Evidence, Evidence, Evidence
When we developed liverpool.gov.uk we gathered evidence for everything we do, through web analytics, surveys, call data, user testing and existing research, and since the site was launched we have continued to look at the evidence to see how we can continually improve the site. So, let’s look at some evidence for navigation on the site.
In and out
As I said in the last post, when we looked at the visitor profile of our external site users, people don’t continually come back to the site. They visit no more than once every few months, do a single task and leave. So we built the site to aid the first time visitor to do a single task – up front and centre, the most popular tasks first.
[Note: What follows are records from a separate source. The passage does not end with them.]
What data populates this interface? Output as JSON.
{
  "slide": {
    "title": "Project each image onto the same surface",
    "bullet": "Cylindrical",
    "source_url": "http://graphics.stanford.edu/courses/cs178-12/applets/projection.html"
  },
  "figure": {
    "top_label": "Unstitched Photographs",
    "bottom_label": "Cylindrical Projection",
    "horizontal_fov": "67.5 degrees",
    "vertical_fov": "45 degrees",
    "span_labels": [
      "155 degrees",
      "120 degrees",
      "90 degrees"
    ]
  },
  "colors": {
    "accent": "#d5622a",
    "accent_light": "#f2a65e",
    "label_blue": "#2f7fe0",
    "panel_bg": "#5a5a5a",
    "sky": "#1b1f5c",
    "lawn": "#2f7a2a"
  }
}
Landing pages are heavily used, and they make up a large proportion of the popular pages on the site. When we look at the analytics, people do use the links on the pages to get to their destination. They have little choice, if we’re honest – these pages are nothing but navigation.
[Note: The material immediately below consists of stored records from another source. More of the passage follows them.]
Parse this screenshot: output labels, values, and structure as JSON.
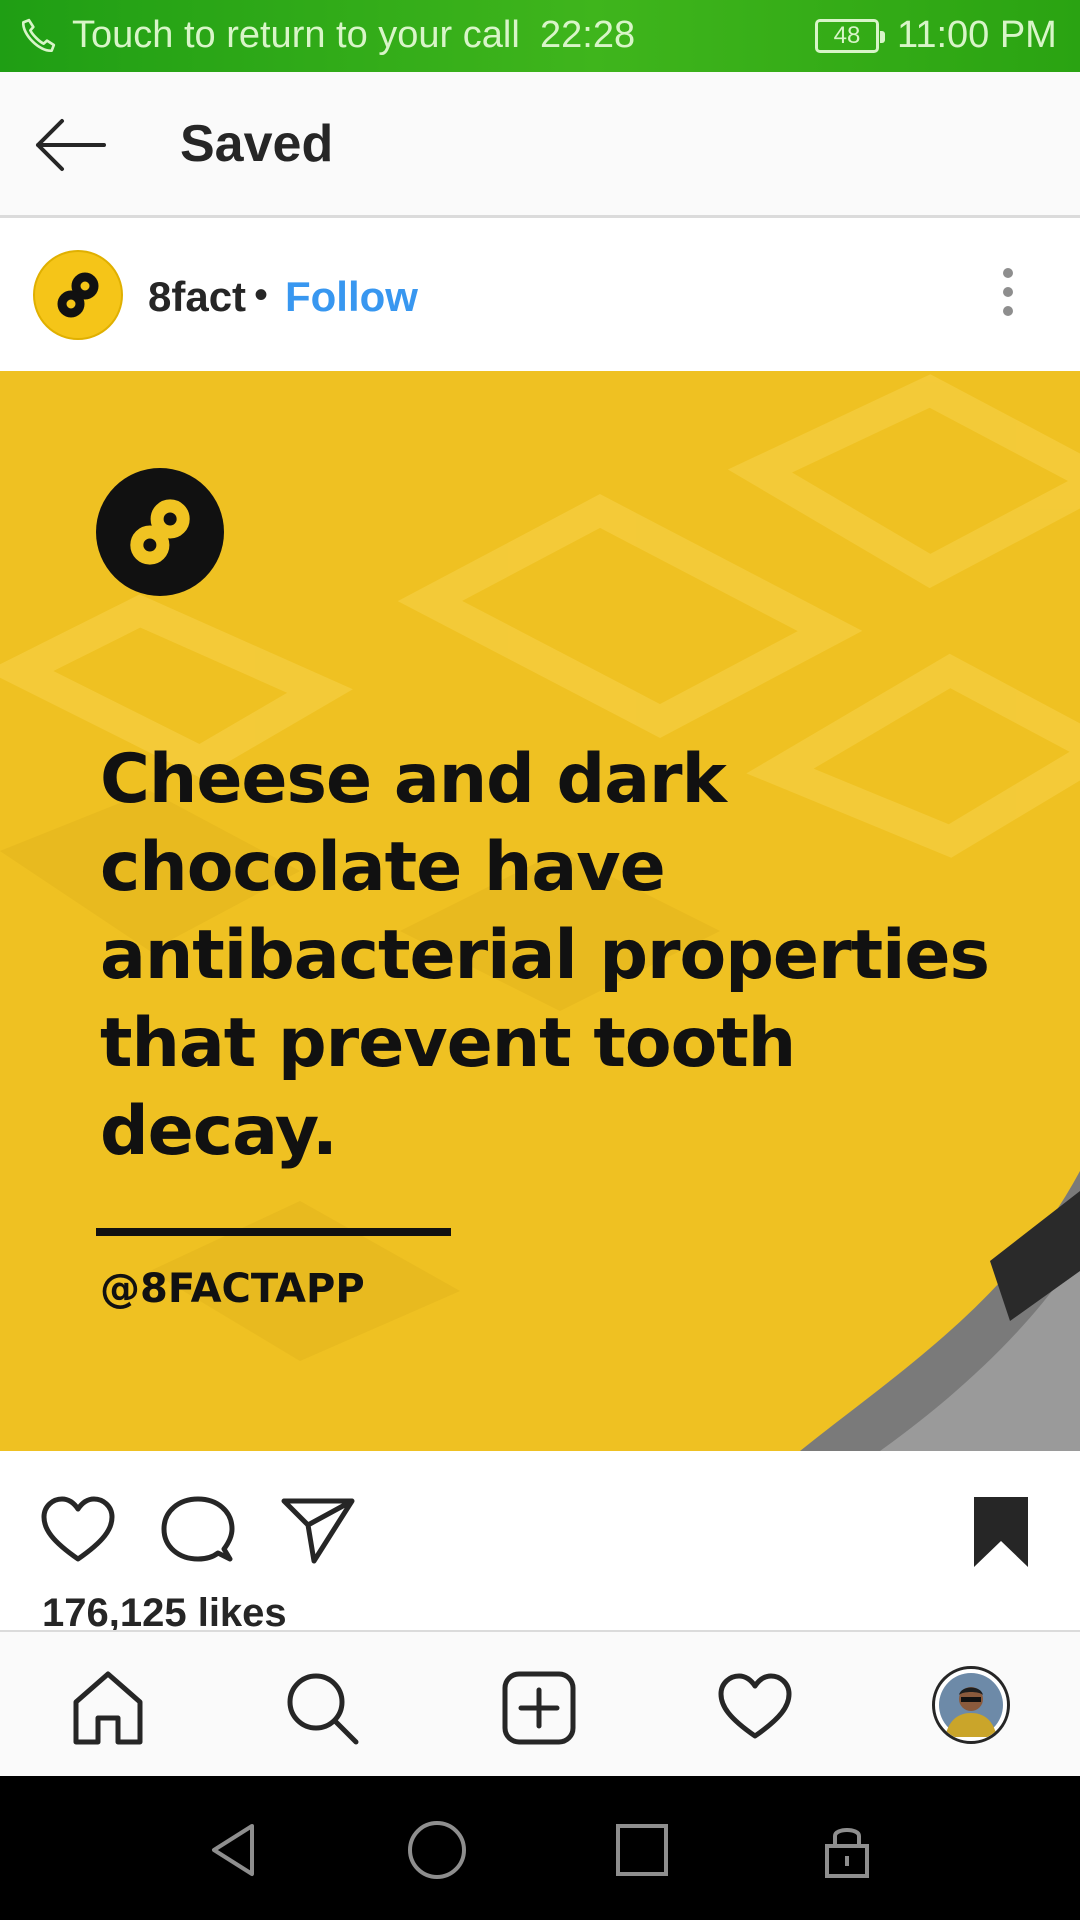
{
  "status_bar": {
    "call_text": "Touch to return to your call",
    "call_timer": "22:28",
    "battery": "48",
    "time": "11:00 PM"
  },
  "header": {
    "title": "Saved"
  },
  "post": {
    "username": "8fact",
    "separator": "•",
    "follow_label": "Follow",
    "fact_text": "Cheese and dark chocolate have antibacterial properties that prevent tooth decay.",
    "handle": "@8FACTAPP",
    "likes": "176,125 likes",
    "brand_color": "#f0c322"
  },
  "icons": {
    "back": "arrow-left-icon",
    "more": "more-vertical-icon",
    "like": "heart-icon",
    "comment": "comment-icon",
    "share": "send-icon",
    "save": "bookmark-filled-icon",
    "nav_home": "home-icon",
    "nav_search": "search-icon",
    "nav_add": "add-post-icon",
    "nav_activity": "heart-icon",
    "nav_profile": "profile-avatar"
  },
  "colors": {
    "status_bar": "#2aa312",
    "link": "#3897f0",
    "text": "#262626"
  }
}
We continually look at the stats for these pages and we balance the usage, so the most popular link should be first, and less popular ones are pushed down – even into the “More” section, if they are hardly used. We’re aiming to keep the pages clean for the majority of users.
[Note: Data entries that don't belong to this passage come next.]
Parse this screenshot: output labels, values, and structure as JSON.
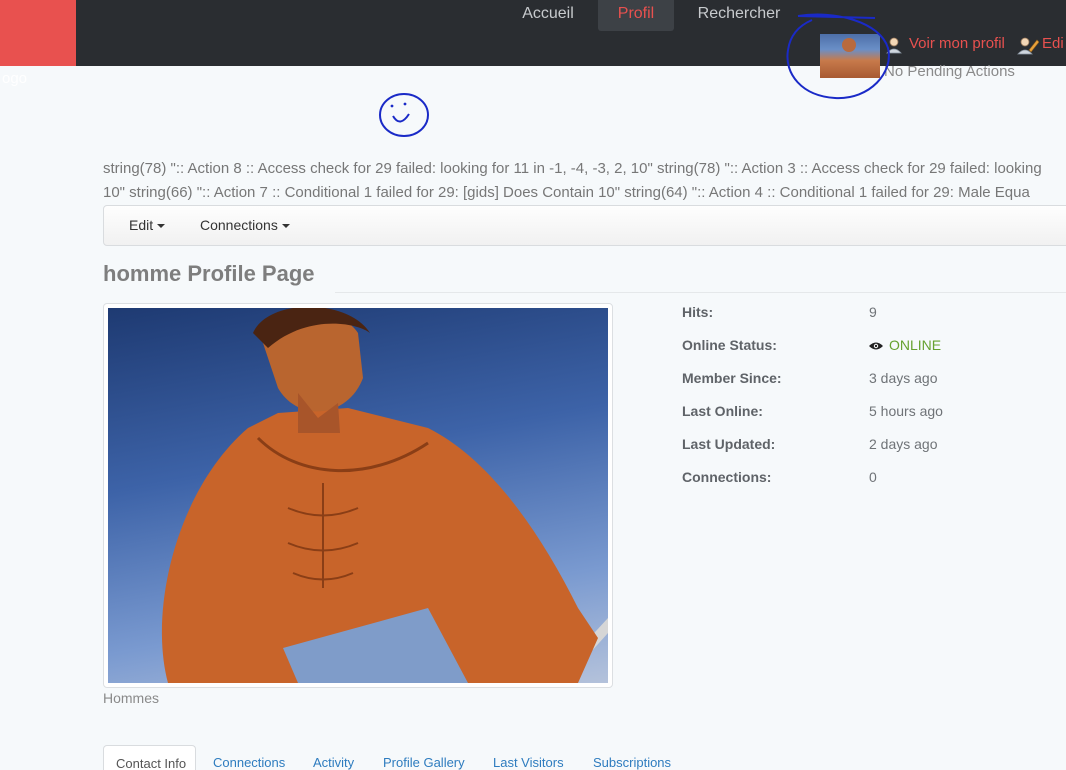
{
  "logo": {
    "text": "ogo"
  },
  "nav": {
    "items": [
      "Accueil",
      "Profil",
      "Rechercher"
    ]
  },
  "user": {
    "view_profile": "Voir mon profil",
    "edit": "Edi",
    "pending": "No Pending Actions"
  },
  "debug": {
    "line1": "string(78) \":: Action 8 :: Access check for 29 failed: looking for 11 in -1, -4, -3, 2, 10\" string(78) \":: Action 3 :: Access check for 29 failed: looking",
    "line2": "10\" string(66) \":: Action 7 :: Conditional 1 failed for 29: [gids] Does Contain 10\" string(64) \":: Action 4 :: Conditional 1 failed for 29: Male Equa"
  },
  "toolbar": {
    "edit_label": "Edit",
    "connections_label": "Connections"
  },
  "profile": {
    "title": "homme Profile Page",
    "photo_caption": "Hommes"
  },
  "info": {
    "rows": [
      {
        "label": "Hits:",
        "value": "9"
      },
      {
        "label": "Online Status:",
        "value": "ONLINE"
      },
      {
        "label": "Member Since:",
        "value": "3 days ago"
      },
      {
        "label": "Last Online:",
        "value": "5 hours ago"
      },
      {
        "label": "Last Updated:",
        "value": "2 days ago"
      },
      {
        "label": "Connections:",
        "value": "0"
      }
    ]
  },
  "tabs": {
    "active": "Contact Info",
    "items": [
      "Connections",
      "Activity",
      "Profile Gallery",
      "Last Visitors",
      "Subscriptions"
    ]
  },
  "colors": {
    "accent": "#e8514f",
    "topbar": "#2a2d31",
    "online": "#66a130",
    "link": "#2e7cbf"
  }
}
We all love mega-menus. They are the things that pop down and show you loads of links – it’s a way of cramming lots more menu into your page without throwing hundreds of links at your users. So, do users like it?
When we did user testing, people who used the menu did like it. They found it an easy and quick way to find the tasks.
Analytics, however, show that the mega-menu is only used in 1% of the time – and then 80% of people use the standard navigation list and 20% use the tasks and icons – (that’s 0.02% use the tasks bit of the mega-menu)
I’ve said previously that the segmentation of the site was one of the best things we did – and people do use the sections. The “Council” section of the site gets 4% of site traffic. When you look at the click-through to these sections from the homepage, the numbers are similar.
However, when you drill down into any section of the site, the click-through-rate to different sections of the site drops significantly. For example on the schools section of the site, only 1% of people click on “About the Council” and it’s even lower on some other sections.
Related pages are the other links on the page that don’t fit into the traditional site navigation. Looking at the stats, they are used a bit. Here for example, on one of our council tax pages, 3.8% of people go on to another section of the site for more information.
That figure is actually higher than for any other of the “context changing” elements of the navigation.
Other Navigation Elements
By now, you might have gathered I could go on and on about this and stats. Let’s just say most of the navigation on pages isn’t used that much at all.
- The secondary nav is used a bit in some sections.
- The breadcrumb is used a bit – but it also serves a “you are here” purpose, so it’s not just about clicks.
- The a-z isn’t really used as we suspected.
So moving on… what does all this mean? Well, that will be in Part 3…